Maurer, who has done volunteer research in the Cayman Islands for the last four years and at the International Crane Foundation in Baraboo, Wis., with endangered whooping cranes, says she likes collaborating with other veterinary staff and researchers. “I learn firsthand what it takes to run a successful recovery project for an endangered species.” In the mornings on Grand Cayman, Maurer would participate in the project by assisting with iguana health exams. A typical physical exam would identify each animal, obtain blood and fecal samples, collect weights and measurements, determine gender, and check the animal’s condition, including the eyes, mouth and appendages. Finally, the team would photograph each animal because each iguana’s scale pattern is unique – just as human fingerprints are. Photos create a visual record of each iguana’s identifying scales and other characteristics. In late afternoon to early evening, Maurer would work in the laboratory at St. Matthews Veterinary School on the island, performing blood analyses, banking samples for later analyses and processing fecal samples to check for parasites.
An iguana hatches from incubated eggs
A relatively new conservation challenge for the blue iguana is the green iguana. It’s believed that the green iguana was introduced onto Grand Cayman during Hurricane Ivan in 2004. Unlike the blue iguanas, which may have from one to 21 eggs per clutch, the green iguana can have up to 50 eggs. So now there are thousands of green iguanas that are not endangered and are popping up on the island. In particular, the greens can be found on swimming pool patios and decks, where they leave large deposits of poop. The greens are prolific, they’re a nuisance and they create confusion because the casual observer cannot differentiate between the blue and green iguana, says Maurer. The few wild blue iguanas found in human habitat risk being hunted and killed. The head-start blue iguanas, however, are released into two difficult-to-access reserves on Grand Cayman that have very harsh habitat unfriendly to humans. “The ground is sharp as glass because it’s limestone rock, composed of skeletal fragments of ancient reefs,” says Maurer. “One week’s wear in the field can destroy a typical pair of work boots.”
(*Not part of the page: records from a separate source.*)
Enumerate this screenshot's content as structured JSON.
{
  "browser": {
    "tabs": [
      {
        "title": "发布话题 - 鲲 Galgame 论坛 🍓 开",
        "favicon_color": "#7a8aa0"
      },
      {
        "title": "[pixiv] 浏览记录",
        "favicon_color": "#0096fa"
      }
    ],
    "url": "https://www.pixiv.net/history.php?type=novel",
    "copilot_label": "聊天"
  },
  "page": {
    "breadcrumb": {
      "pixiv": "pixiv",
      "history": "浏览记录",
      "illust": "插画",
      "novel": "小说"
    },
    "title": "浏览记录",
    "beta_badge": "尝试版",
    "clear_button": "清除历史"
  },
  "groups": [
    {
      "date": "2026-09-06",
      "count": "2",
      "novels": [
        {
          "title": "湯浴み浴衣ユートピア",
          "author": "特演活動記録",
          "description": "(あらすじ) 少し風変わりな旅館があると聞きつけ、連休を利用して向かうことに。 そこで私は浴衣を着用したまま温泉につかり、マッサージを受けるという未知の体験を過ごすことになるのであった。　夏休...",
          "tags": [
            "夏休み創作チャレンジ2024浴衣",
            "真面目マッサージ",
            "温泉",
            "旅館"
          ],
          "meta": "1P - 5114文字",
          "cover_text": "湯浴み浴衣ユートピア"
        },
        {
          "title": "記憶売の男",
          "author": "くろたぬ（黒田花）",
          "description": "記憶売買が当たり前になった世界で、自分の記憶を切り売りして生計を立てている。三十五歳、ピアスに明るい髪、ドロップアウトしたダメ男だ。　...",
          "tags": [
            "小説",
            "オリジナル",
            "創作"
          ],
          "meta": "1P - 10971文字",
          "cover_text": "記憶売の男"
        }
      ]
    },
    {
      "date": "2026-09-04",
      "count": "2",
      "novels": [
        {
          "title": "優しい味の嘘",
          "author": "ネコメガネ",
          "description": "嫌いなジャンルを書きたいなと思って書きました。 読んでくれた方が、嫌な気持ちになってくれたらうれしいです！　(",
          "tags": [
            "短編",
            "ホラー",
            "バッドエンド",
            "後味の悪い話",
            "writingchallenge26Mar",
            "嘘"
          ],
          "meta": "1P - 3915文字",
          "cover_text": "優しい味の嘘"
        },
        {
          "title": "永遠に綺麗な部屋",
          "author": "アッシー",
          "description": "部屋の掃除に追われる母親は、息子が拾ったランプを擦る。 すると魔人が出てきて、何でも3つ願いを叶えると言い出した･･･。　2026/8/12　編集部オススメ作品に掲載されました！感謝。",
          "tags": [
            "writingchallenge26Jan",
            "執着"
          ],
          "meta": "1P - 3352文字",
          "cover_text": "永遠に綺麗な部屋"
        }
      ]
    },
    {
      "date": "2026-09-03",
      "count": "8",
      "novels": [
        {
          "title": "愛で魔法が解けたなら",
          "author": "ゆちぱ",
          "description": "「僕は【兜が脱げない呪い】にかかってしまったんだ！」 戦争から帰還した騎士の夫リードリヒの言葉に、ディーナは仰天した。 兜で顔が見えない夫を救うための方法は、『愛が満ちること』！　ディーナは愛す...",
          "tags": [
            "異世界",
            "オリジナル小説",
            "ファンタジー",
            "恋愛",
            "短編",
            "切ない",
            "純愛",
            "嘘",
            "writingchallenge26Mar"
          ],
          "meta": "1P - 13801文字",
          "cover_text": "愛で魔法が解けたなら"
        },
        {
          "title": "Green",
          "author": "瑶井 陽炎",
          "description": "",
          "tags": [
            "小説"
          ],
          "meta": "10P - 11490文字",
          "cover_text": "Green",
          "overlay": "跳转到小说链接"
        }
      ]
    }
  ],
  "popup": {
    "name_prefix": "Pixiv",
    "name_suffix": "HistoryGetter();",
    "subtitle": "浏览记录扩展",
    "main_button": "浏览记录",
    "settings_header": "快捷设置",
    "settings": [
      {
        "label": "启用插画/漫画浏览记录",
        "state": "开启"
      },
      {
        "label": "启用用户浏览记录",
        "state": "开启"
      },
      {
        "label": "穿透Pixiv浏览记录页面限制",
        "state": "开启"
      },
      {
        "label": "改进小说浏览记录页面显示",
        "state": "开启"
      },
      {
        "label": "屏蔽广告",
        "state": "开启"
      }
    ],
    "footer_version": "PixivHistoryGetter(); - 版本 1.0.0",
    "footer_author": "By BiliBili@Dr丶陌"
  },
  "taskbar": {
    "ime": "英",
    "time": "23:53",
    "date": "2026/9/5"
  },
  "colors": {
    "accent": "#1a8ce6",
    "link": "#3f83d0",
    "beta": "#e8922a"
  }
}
The blue iguana has made an amazing comeback due to this successful head-start conservation program. The species lives only on Grand Cayman, and the recovery program is run by the National Trust for the Cayman Islands. By 2002, there were fewer than 20 blue iguanas left in the wild! “As a result of the recovery effort…there are now more than 700 free-ranging Grand Cayman iguanas at three sites on Grand Cayman,” reports a 2012 WCS update. The goal is to reach 1,000. “This is one endangered species that CAN be saved,” writes Frederic J. Burton, the director of the island’s wildlife reserves and author of “The Little Blue Book: A Short History of the Grand Cayman Blue Iguana” (2010, International Reptile Conservation Foundation). Says Maurer: “Just being part of such a successful program, I feel honored.”
By Paula Brookmire
* Stacy Whitaker is a Milwaukee zookeeper who has volunteered with the Blue Iguana Recovery Program since 2006 and assisted with the Little Cayman rock iguana project in 2012.
Craig Pelke, a past zookeeper, volunteered on Grand Cayman for several years. And zookeeper Dawn Fleuchaus has been involved with conservation of the Jamaican iguana since 2002..